To do
For every line in the records below that holds "termios", make a copy.

Exercise materials
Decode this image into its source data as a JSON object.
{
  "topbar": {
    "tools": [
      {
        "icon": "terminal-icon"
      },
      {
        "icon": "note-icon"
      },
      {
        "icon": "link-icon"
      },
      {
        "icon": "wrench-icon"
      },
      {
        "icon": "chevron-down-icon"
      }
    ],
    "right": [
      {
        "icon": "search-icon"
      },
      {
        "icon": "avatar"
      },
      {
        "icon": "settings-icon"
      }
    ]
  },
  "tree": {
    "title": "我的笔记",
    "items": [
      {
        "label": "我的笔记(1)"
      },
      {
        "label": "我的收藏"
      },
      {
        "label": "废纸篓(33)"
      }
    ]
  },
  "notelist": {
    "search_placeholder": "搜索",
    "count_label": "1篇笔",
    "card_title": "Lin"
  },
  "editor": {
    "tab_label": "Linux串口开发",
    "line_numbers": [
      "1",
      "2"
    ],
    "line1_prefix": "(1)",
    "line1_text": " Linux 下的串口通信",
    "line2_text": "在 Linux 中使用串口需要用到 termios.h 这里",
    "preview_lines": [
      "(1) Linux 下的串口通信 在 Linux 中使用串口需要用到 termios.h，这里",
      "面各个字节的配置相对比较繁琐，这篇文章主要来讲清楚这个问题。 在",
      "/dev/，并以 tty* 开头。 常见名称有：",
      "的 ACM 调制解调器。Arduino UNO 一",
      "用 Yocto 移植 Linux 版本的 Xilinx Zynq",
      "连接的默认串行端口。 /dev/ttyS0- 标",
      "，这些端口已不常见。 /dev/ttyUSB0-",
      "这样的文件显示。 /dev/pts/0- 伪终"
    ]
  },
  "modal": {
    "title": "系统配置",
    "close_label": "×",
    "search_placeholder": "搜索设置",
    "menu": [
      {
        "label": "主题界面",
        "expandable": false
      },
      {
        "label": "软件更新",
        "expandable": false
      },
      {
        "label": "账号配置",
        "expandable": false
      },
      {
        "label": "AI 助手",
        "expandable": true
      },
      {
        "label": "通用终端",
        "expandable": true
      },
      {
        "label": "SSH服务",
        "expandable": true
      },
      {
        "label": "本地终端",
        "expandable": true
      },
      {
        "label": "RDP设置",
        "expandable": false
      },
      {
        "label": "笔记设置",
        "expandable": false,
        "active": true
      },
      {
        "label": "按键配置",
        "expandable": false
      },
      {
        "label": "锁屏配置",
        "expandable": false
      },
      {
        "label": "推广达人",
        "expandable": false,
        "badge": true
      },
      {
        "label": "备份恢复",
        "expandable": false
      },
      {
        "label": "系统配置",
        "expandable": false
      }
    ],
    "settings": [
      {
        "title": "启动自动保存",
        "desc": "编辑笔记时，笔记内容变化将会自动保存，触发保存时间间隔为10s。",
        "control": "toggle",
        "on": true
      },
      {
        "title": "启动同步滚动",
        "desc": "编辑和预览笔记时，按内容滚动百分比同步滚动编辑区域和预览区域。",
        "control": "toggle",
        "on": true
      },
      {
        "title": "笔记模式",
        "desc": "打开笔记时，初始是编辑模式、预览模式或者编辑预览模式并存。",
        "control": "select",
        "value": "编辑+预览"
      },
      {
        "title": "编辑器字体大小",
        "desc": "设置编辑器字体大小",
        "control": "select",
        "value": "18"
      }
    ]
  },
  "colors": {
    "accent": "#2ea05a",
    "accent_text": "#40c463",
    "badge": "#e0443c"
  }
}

Written response
    "line2_text": "在 Linux 中使用串口需要用到 termios.h 这里",
      "(1) Linux 下的串口通信 在 Linux 中使用串口需要用到 termios.h，这里",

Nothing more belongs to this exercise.